Why don’t we feel Earth’s spin?

Earth's spin: Right half the moon and right half of the Earth from space. Black background.
The Galileo spacecraft captured this image of the Earth and moon in 1992. Ancient astronomers discovered Earth’s spin by studying the motions in the sky. Image via NASA.

Earth’s spin is constant, why don’t we feel it?

Earth spins on its axis once in every 24-hour day. At Earth’s equator, the speed of Earth’s spin is about 1,000 miles per hour (1,600 km per hour). This day-night spin has carried you around under the sun and stars every day of your life. And yet you don’t feel Earth spinning. Why not? It’s because you and everything else – including Earth’s oceans and atmosphere – are spinning along with the Earth at the same constant speed.

If Earth’s spin was suddenly to speed up or slow down, you would definitely feel it. Because it would be a feeling similar to riding along in a fast car, and having someone either speed up or slam on the brakes!

Think about riding in a car or flying in a plane. If the ride is going smoothly, you can almost convince yourself you’re not moving. A jumbo jet flies at about 500 miles per hour (about 800 kph), or about half as fast as the Earth spins at its equator. But, while you’re riding on that jet, if you close your eyes, you don’t feel like you’re moving at all. And when the flight attendant comes by and pours coffee into your cup, the coffee doesn’t fly to the back of the plane. That’s because the coffee, the cup and you are all moving at the same rate as the plane.

Now think about what would happen if the car or plane wasn’t moving at a constant rate. But instead, it is speeding up and slowing down. Then, when the flight attendant poured your coffee … look out!

Available now! 2023 EarthSky lunar calendar. A unique and beautiful poster-sized calendar showing phases of the moon every night of the year. Makes a great gift!

Discovering the Earth rotates on its axis

The constant spin of the Earth had our ancestors confused about the true nature of the cosmos.

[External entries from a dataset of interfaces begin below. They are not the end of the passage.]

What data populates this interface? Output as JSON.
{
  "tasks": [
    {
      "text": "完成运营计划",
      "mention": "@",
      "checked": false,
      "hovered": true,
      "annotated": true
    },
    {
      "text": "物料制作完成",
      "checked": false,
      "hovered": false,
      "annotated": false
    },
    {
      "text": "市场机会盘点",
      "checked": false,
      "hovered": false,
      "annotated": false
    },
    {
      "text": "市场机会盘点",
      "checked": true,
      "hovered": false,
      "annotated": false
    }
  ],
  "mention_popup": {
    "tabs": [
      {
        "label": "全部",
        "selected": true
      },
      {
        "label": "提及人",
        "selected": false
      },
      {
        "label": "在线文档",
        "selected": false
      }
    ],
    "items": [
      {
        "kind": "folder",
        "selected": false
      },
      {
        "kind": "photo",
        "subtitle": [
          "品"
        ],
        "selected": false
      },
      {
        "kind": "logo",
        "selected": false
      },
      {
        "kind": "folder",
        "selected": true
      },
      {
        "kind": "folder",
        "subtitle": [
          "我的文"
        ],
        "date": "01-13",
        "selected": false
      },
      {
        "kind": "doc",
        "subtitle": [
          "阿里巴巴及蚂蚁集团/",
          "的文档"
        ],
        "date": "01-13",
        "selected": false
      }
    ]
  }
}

They noticed that the stars, the sun, and the moon, all appeared to move above the Earth. However, they couldn’t feel the Earth move. So, they logically interpreted this observation to mean that Earth was stationary and “the heavens” moved above us.

With the notable exception of the early Greek scientist Aristarchus, the world’s great thinkers upheld the geocentric (Earth-centered) idea of the cosmos for many centuries. In fact, Aristarchus first proposed a heliocentric (sun-centered) model of the universe hundreds of years B.C.

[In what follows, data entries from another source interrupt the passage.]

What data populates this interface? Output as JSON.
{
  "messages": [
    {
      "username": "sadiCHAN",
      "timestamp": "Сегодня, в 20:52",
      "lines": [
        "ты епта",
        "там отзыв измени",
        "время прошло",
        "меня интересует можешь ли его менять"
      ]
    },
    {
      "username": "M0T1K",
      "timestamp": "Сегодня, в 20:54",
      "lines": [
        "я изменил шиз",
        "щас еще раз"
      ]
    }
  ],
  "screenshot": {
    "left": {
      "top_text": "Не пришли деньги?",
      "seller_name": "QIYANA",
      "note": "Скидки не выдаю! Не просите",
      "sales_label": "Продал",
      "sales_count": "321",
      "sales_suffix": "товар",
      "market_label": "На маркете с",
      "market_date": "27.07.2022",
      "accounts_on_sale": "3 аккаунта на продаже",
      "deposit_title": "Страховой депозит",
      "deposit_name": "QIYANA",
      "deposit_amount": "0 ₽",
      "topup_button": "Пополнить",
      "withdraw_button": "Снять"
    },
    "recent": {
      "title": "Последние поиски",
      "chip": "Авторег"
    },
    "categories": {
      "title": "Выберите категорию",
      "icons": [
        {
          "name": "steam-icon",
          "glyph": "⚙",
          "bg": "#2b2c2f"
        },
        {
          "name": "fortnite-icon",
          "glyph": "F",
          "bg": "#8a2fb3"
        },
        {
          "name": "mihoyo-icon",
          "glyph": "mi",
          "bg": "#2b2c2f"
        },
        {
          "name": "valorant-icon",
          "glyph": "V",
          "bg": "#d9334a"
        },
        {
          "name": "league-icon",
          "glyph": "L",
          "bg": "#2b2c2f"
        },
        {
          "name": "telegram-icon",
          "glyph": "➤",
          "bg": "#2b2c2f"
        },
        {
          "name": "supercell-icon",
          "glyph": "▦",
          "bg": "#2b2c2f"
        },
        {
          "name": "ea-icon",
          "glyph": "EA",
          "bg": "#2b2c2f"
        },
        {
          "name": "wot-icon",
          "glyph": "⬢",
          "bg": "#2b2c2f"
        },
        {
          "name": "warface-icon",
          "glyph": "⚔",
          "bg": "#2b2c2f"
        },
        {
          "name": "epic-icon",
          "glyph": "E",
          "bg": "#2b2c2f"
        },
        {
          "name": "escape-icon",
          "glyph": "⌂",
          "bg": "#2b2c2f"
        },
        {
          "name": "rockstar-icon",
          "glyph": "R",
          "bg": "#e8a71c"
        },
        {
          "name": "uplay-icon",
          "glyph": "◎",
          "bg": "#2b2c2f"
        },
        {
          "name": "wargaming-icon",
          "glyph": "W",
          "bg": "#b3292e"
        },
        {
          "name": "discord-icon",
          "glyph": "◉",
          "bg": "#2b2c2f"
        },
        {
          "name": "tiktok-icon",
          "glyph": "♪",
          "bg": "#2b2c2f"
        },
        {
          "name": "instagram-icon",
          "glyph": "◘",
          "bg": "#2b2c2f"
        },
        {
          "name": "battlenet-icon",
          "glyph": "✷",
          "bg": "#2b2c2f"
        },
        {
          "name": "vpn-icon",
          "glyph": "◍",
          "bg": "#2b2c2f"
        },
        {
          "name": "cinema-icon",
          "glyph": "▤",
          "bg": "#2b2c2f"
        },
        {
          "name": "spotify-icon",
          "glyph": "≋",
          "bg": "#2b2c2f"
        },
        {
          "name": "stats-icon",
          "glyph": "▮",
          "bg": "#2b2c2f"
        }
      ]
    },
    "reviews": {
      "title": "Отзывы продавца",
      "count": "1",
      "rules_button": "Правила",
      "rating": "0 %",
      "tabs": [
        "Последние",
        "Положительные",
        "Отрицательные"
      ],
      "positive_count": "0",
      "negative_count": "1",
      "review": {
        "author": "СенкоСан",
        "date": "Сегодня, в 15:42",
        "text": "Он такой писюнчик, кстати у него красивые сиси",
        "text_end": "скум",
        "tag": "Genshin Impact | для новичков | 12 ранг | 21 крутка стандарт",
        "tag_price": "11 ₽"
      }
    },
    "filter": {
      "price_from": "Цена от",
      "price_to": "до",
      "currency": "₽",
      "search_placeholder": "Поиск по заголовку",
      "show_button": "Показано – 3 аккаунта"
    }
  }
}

It wasn’t until the 16th century that the heliocentric model of Copernicus began to be discussed and understood. While not without errors, Copernicus’ model eventually convinced the world that Earth spun on its axis beneath the stars. And it also moved in orbit around the sun.

By the way, a time exposure of the northern sky, reveals the apparent motion of all the stars around Polaris, the North Star. And this apparent motion is due to Earth’s spin. An example of “star trails” is below.

Short white dashes in concentric circles on a black background.
View at EarthSky Community Photos. | Ragini Chaturvedi took this image of the night sky on January 6, 2022. Ragini wrote: “First good star trail image I have taken at Death Valley, California, in the vast, open, clear sky of endless bright twinkling stars. Those concentric circles around the focused and fixed North Star, Polaris, look good.” Yes, they do! Thanks, Ragini! Learn how to create photos of star trails with long exposures.

Bottom line: We don’t feel Earth spin on its axis because Earth’s spin is stead – and moves at a constant rate in orbit around the sun – carrying us as passengers right along with it.

November 17, 2022

Like what you read?
Subscribe and receive daily news delivered to your inbox.

Your email address will only be used for EarthSky content. Privacy Policy
Thank you! Your submission has been received!
Oops! Something went wrong while submitting the form.

More from 

EarthSky Voices

View All